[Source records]
Content starts
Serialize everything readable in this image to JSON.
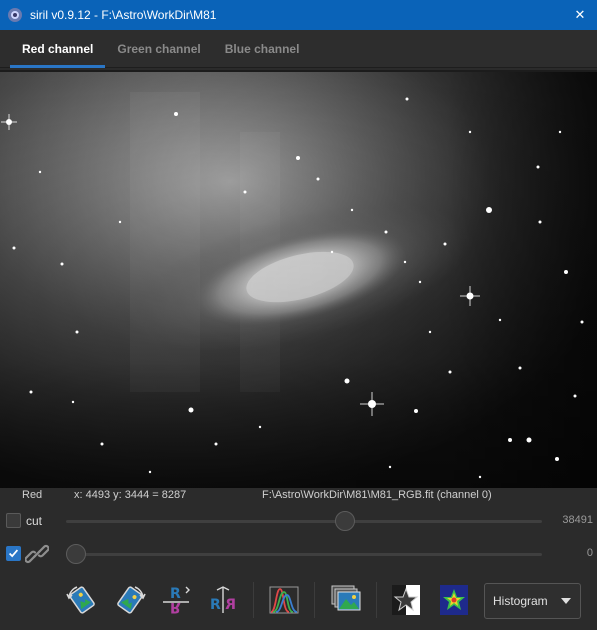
{
  "window": {
    "title": "siril v0.9.12 - F:\\Astro\\WorkDir\\M81",
    "close_glyph": "✕"
  },
  "tabs": [
    {
      "label": "Red channel",
      "active": true
    },
    {
      "label": "Green channel",
      "active": false
    },
    {
      "label": "Blue channel",
      "active": false
    }
  ],
  "statusbar": {
    "channel": "Red",
    "coords": "x: 4493 y: 3444 = 8287",
    "file": "F:\\Astro\\WorkDir\\M81\\M81_RGB.fit (channel 0)"
  },
  "high_slider": {
    "cut_label": "cut",
    "cut_checked": false,
    "value": "38491",
    "level": 0.59
  },
  "low_slider": {
    "link_checked": true,
    "value": "0",
    "level": 0.0
  },
  "toolbar": {
    "display_mode": "Histogram",
    "icons": [
      "rotate-left-icon",
      "rotate-right-icon",
      "mirror-x-icon",
      "mirror-y-icon",
      "histogram-icon",
      "sequence-stack-icon",
      "negative-view-icon",
      "false-color-icon"
    ]
  },
  "colors": {
    "titlebar": "#0a63b8",
    "accent": "#2a76c6",
    "background": "#2b2b2b"
  }
}
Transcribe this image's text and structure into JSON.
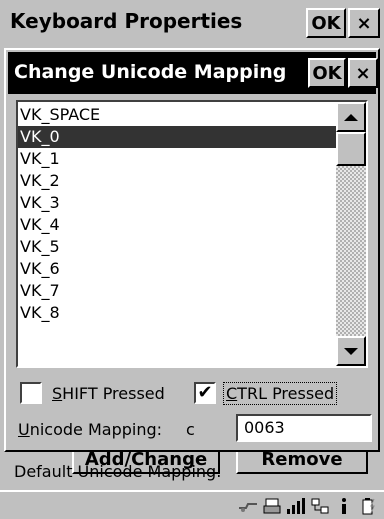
{
  "background_window": {
    "title": "Keyboard Properties",
    "ok_label": "OK",
    "close_label": "×",
    "buttons": [
      "Add/Change",
      "Remove"
    ]
  },
  "dialog": {
    "title": "Change Unicode Mapping",
    "ok_label": "OK",
    "close_label": "×",
    "list_items": [
      "VK_SPACE",
      "VK_0",
      "VK_1",
      "VK_2",
      "VK_3",
      "VK_4",
      "VK_5",
      "VK_6",
      "VK_7",
      "VK_8"
    ],
    "selected_item": "VK_0",
    "shift_label": "SHIFT Pressed",
    "shift_checked": false,
    "ctrl_label": "CTRL Pressed",
    "ctrl_checked": true,
    "unicode_mapping_label": "Unicode Mapping:",
    "unicode_char": "c",
    "unicode_value": "0063",
    "default_mapping_label": "Default Unicode Mapping:"
  },
  "colors": {
    "face": "#c0c0c0",
    "selection": "#333333",
    "title_active": "#000000"
  }
}
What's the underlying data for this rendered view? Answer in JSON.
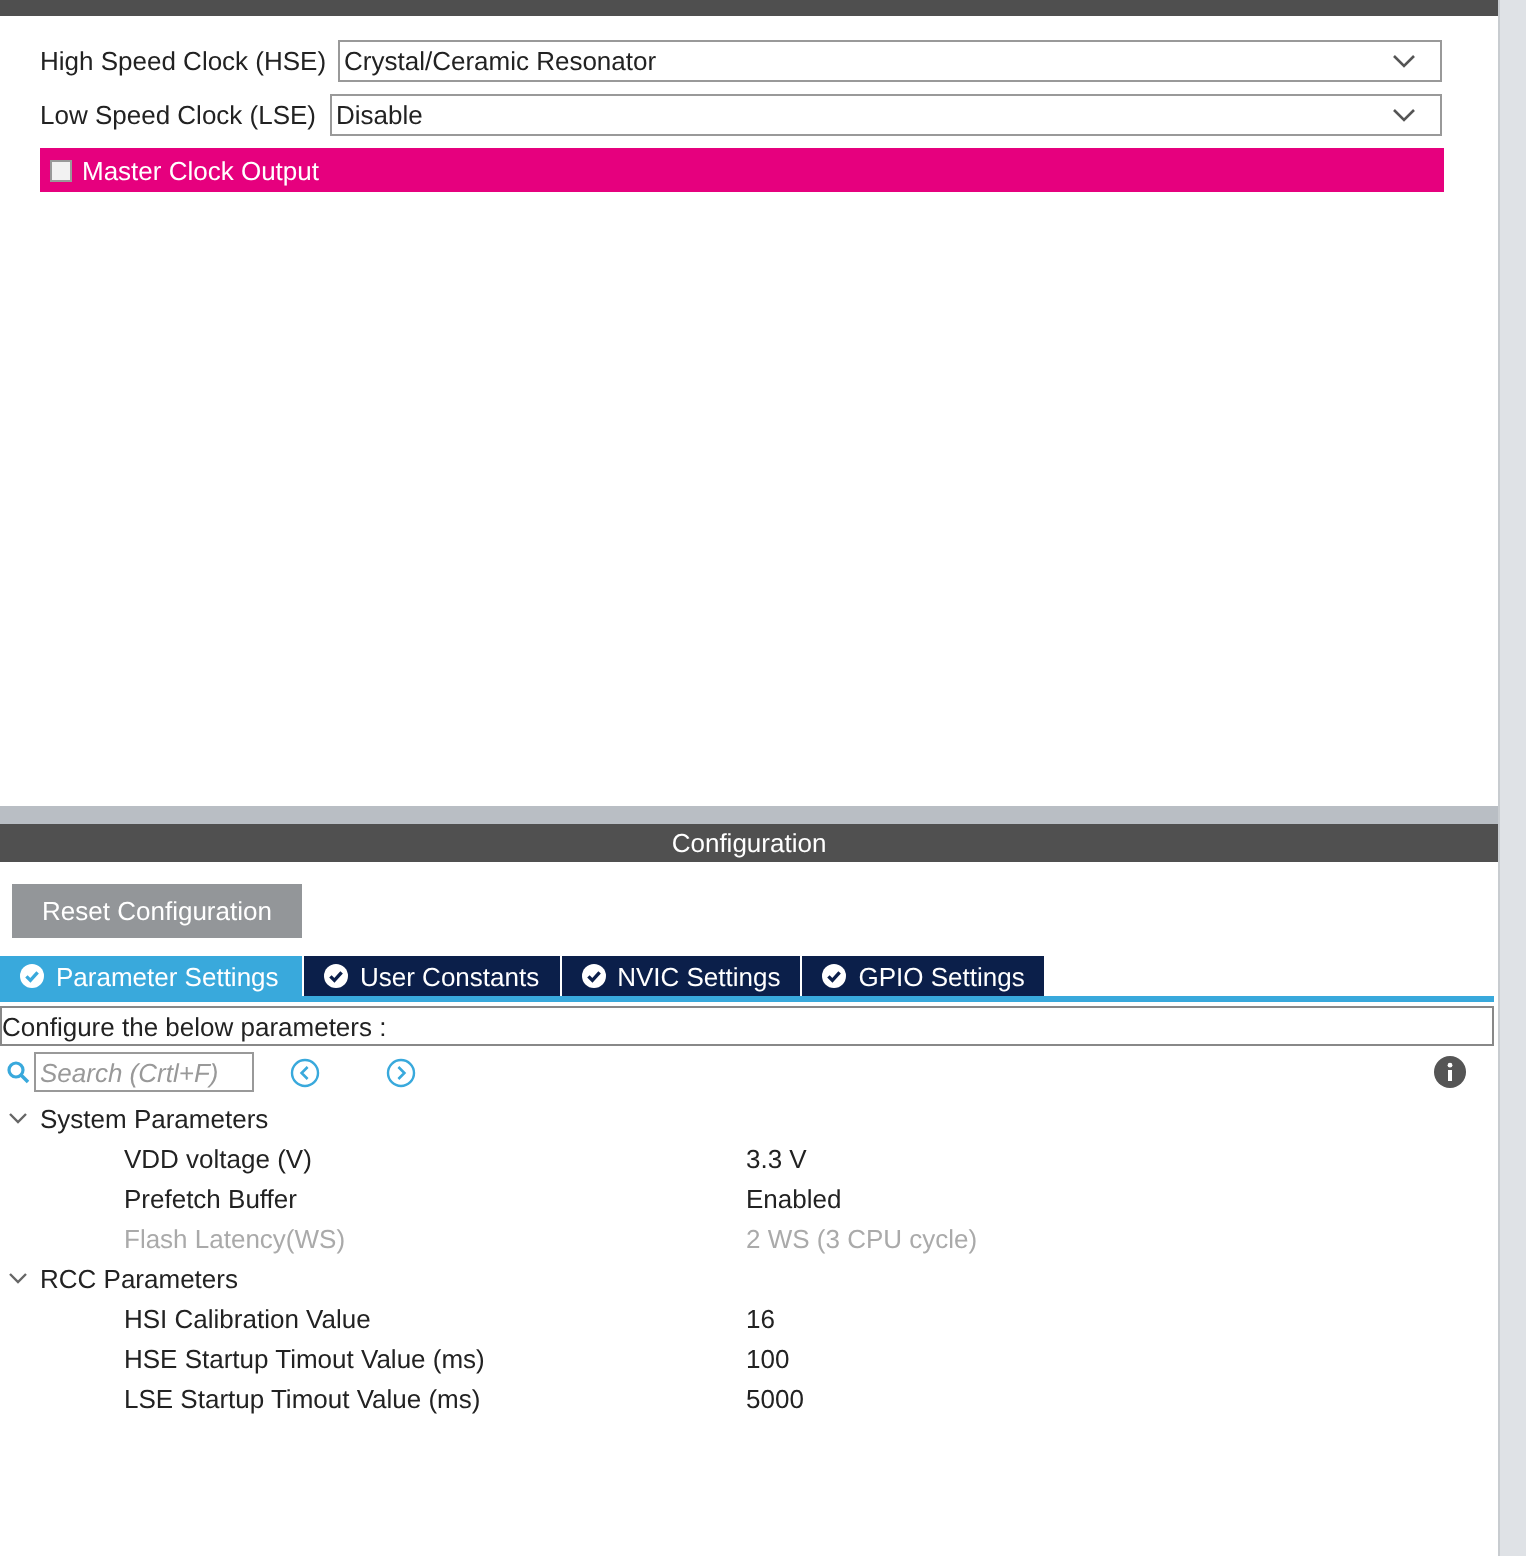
{
  "mode": {
    "fields": [
      {
        "label": "High Speed Clock (HSE)",
        "value": "Crystal/Ceramic Resonator"
      },
      {
        "label": "Low Speed Clock (LSE)",
        "value": "Disable"
      }
    ],
    "master_clock_output": {
      "label": "Master Clock Output",
      "checked": false
    }
  },
  "configuration": {
    "title": "Configuration",
    "reset_button": "Reset Configuration",
    "tabs": [
      {
        "label": "Parameter Settings",
        "selected": true
      },
      {
        "label": "User Constants",
        "selected": false
      },
      {
        "label": "NVIC Settings",
        "selected": false
      },
      {
        "label": "GPIO Settings",
        "selected": false
      }
    ],
    "hint": "Configure the below parameters :",
    "search": {
      "placeholder": "Search (Crtl+F)"
    },
    "tree": [
      {
        "label": "System Parameters",
        "expanded": true,
        "children": [
          {
            "label": "VDD voltage (V)",
            "value": "3.3 V",
            "disabled": false
          },
          {
            "label": "Prefetch Buffer",
            "value": "Enabled",
            "disabled": false
          },
          {
            "label": "Flash Latency(WS)",
            "value": "2 WS (3 CPU cycle)",
            "disabled": true
          }
        ]
      },
      {
        "label": "RCC Parameters",
        "expanded": true,
        "children": [
          {
            "label": "HSI Calibration Value",
            "value": "16",
            "disabled": false
          },
          {
            "label": "HSE Startup Timout Value (ms)",
            "value": "100",
            "disabled": false
          },
          {
            "label": "LSE Startup Timout Value (ms)",
            "value": "5000",
            "disabled": false
          }
        ]
      }
    ]
  }
}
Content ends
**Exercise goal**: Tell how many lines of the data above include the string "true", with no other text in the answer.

**Output**: 7